The total enclosed charge in this sphere contained within the larger sphere is then the integral of this expression which came out as pi*alpha*r^4.
Then, using Gauss' law, rearranged EA=Q/epsilon for the electric field, E.

That was for the value of E within the sphere, then for outside the sphere, I evaluated the integral of the charge contained within dV between the limits of 0 to R, doing the same process with rearranging Gauss' law giving an expression for the electric field outside the sphere.
When I set R=r, the two equations I have give the same result which would be the value for the electric field at the surface. This is what convinced me that the expressions I have are correct. I think I was going wrong with trying to calculate electric flux when the question was asking for the electric field. I also tried this with the method of the volume integral and ended up with the same solution after carrying out the algebra.

I'm only just getting started with physics and love problems like this! Spent the last couple days trying to figure this one out, thank you for all the help!

#### studiot

Well you seem prepared to put in a lot of good effort to your study and I'm suee that will pay off.

You and topsquark are having a very productive consversation about the maths so I won't interfere, but would like to add something extra since this is a very good question.

Gauss' theorem is actually an example of a very deep connection between (pure) mathematics and physics.

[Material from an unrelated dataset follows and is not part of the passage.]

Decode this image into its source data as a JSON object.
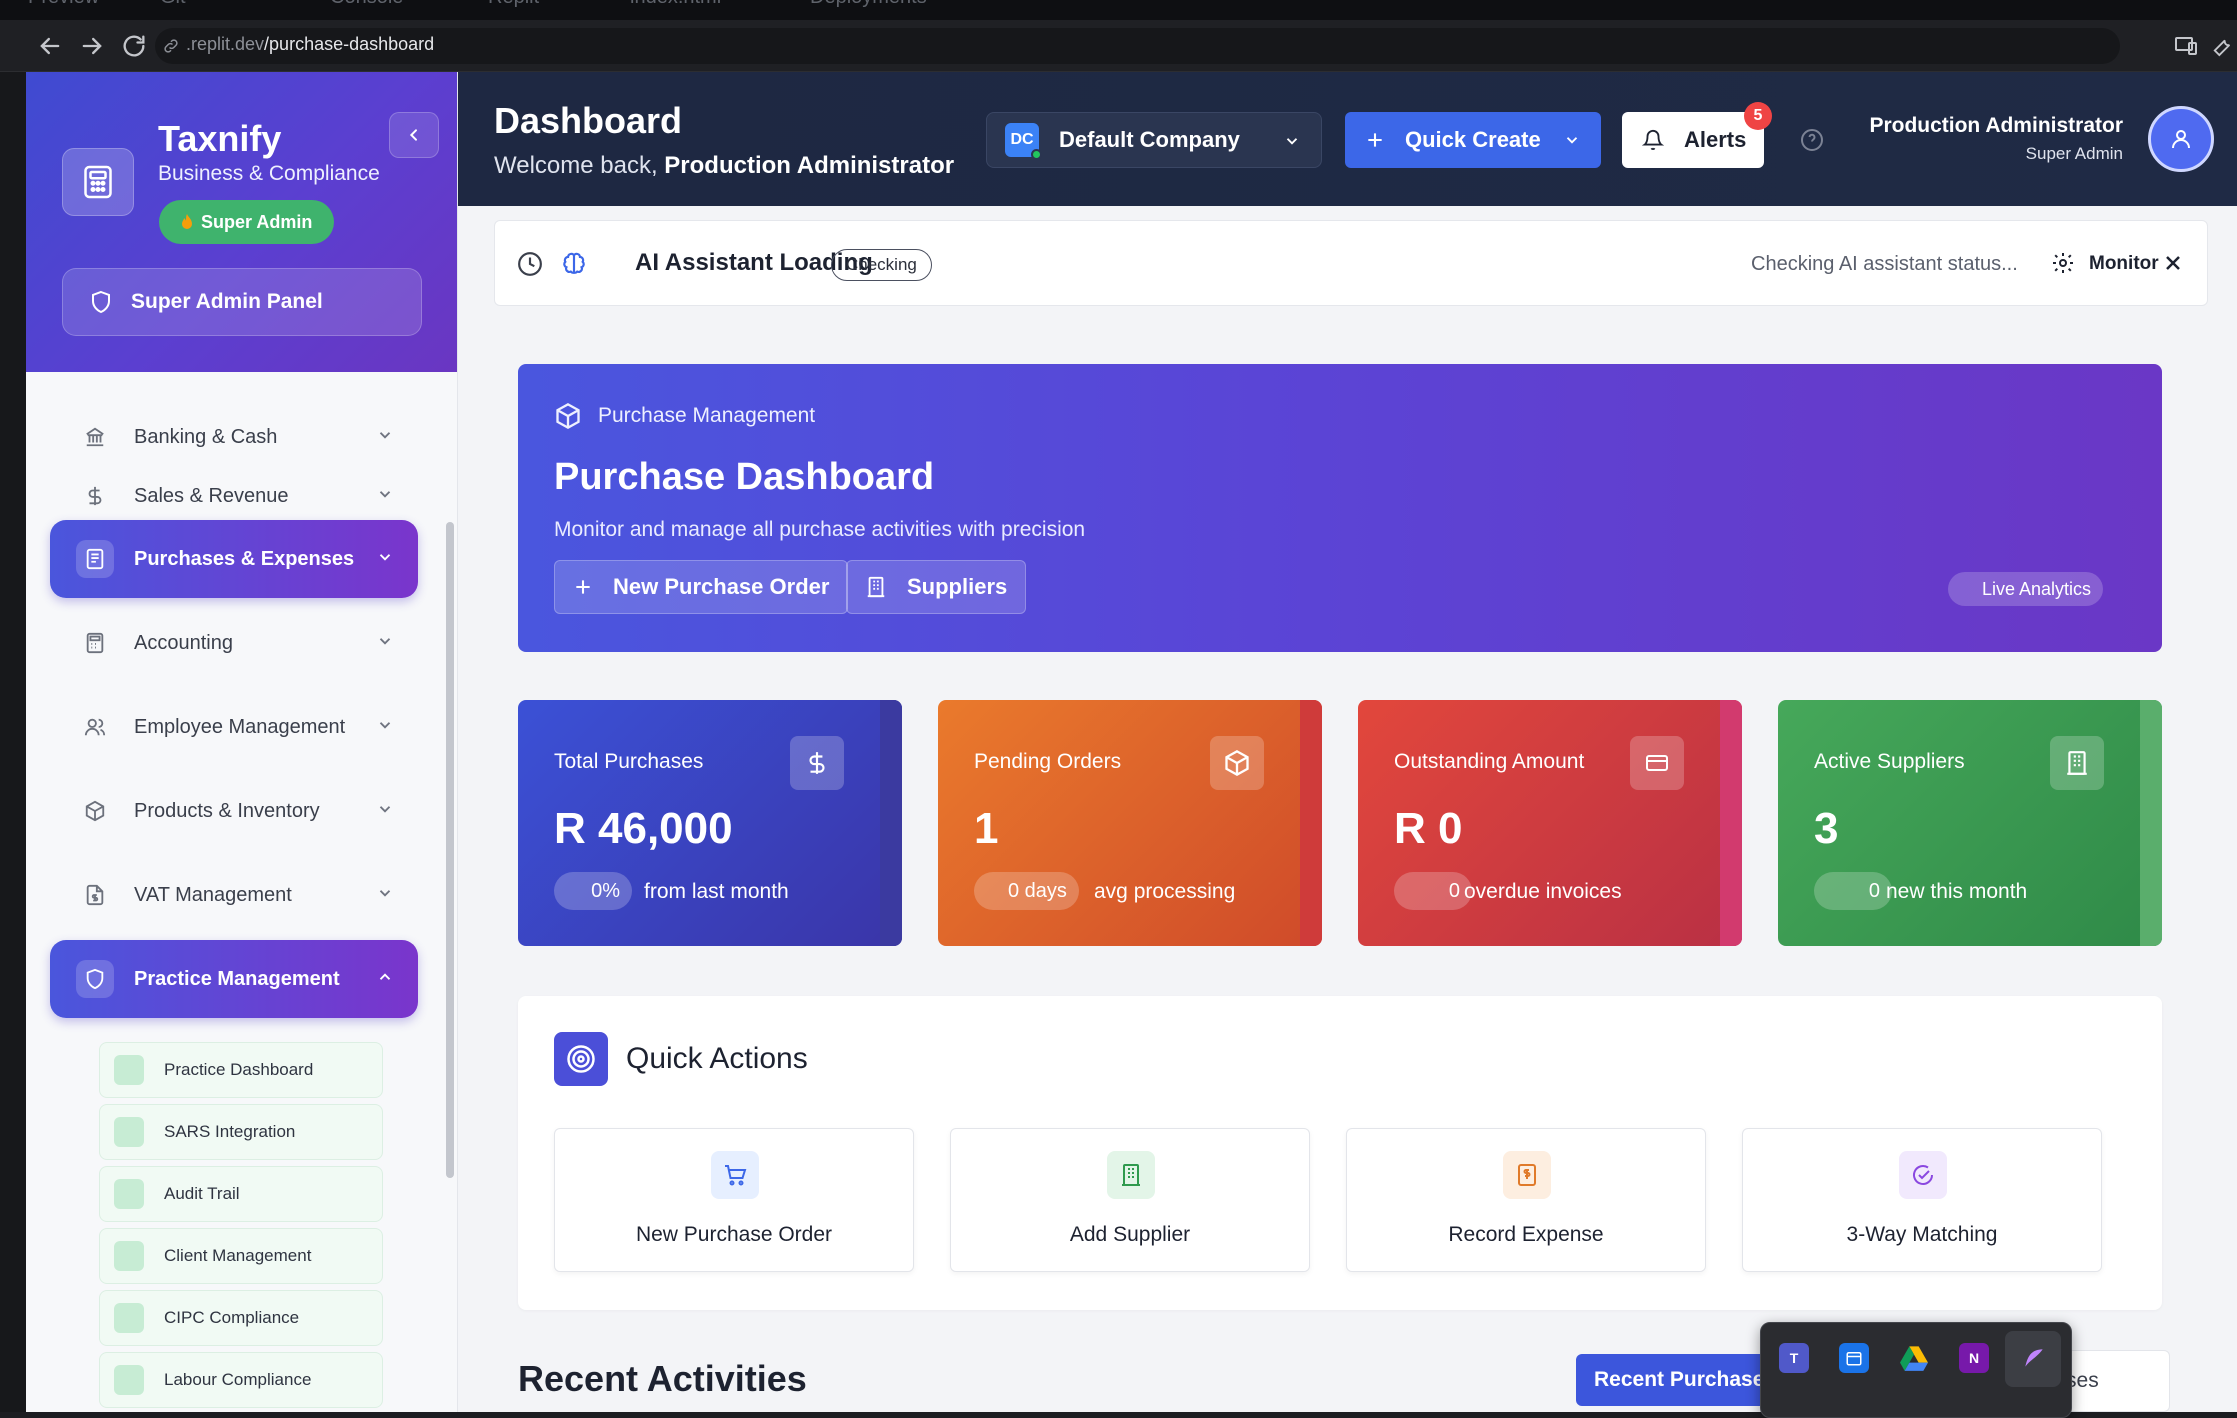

It is remarkable that just by knowing what is happening for certain functions at the boundary of a region we can calculate everything about them within that region.

Not only is it remarkable but extremely useful and is applied not only to electrostatics, but to fluid mechanics, mechanical stress and strain theory and lots more.
The technique of finite element analysis is often greatly simplified by transferring to a boudary element instead of a body element.

In Maths the theorem is called 'The Fundamental Theorem of Calculus'

In Physics it appears in theorems by Gauss, Stokes, Green and others.

The simplest example is the definite integral, where the end points define the value of the function being integrated.

$$\displaystyle \int\limits_a^b {df} = f\left( b \right) - f\left( a \right)$$

A one dimensional problem reduced two two points.

A 3 dimensional problem can be reduced to a two dimensional boundary surface problem and so on.